There first launches of each Saturn-class rocket were instrumented with, among other sensors, video cameras to learn about the vehicles’ behavior. The cameras were jettisoned at some point and then retrieved (see e.g. this question and references therein).
The most well-known footage is perhaps from the S-IC/S-II staging. However, there is (supposedly) also footage from inside the LOX tanks and from the engine area.
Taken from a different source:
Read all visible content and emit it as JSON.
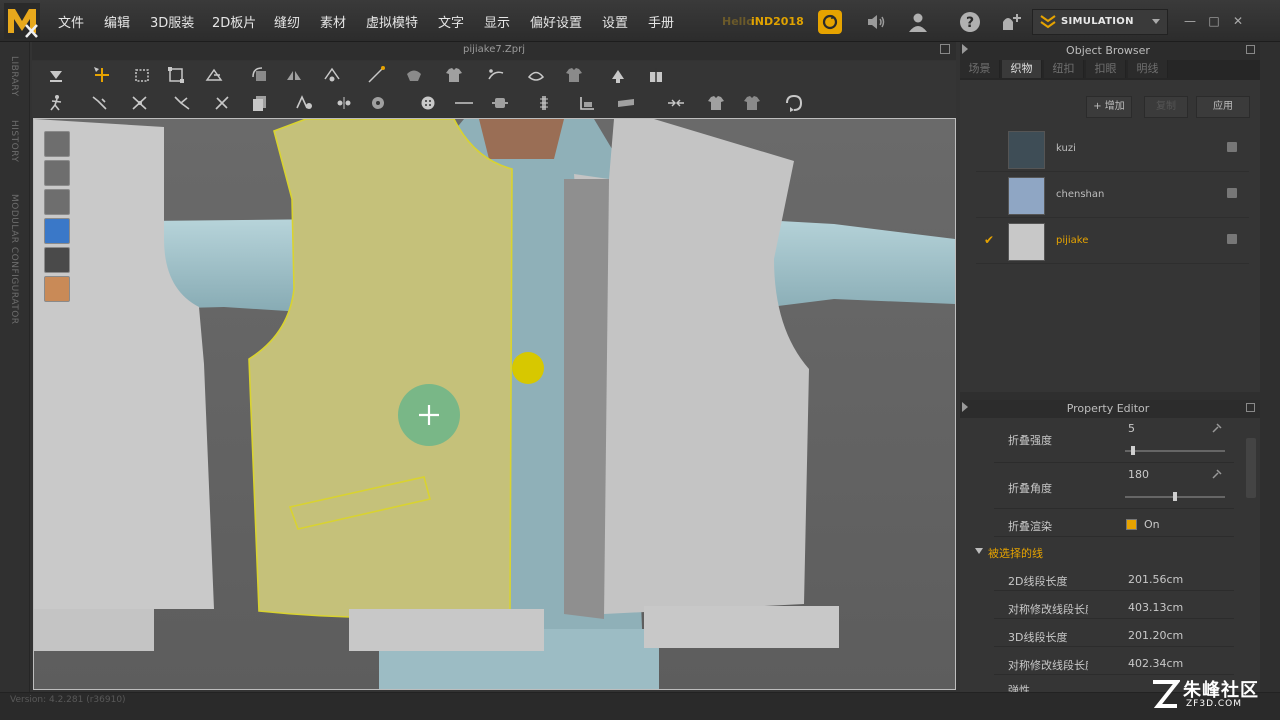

The first two flight stages of the S-IC also carried visual instrumentation that yielded some unique and striking images. A pair of TV cameras covered the fiery environment of engine start and operation. The cameras were tucked away above the heat shield-safe from the heat, acoustic shock, and vibration of the open engine area-and the lenses were connected to serpentine lengths of fiber optic bundles, focused on the engine area, and were protected by special quartz windows. Fiber optic bundles also provided a field of vision into the LOX tank, with a pair of motion picture cameras using colored film to record behavior of the liquid oxygen in flight. The system offered a means to check on wave and sloshing motions in the huge tank, as well as the waterfall effects of LOX cascading off internal tank structures during the boost phase. Another pair of color motion picture cameras captured the spectacular moment of separation from the S-II stage.
Is any of this footage still available?
I did find this footage from inside an LOX tank of a S-I stage on Saturn I. The description implies this footage is hard to find...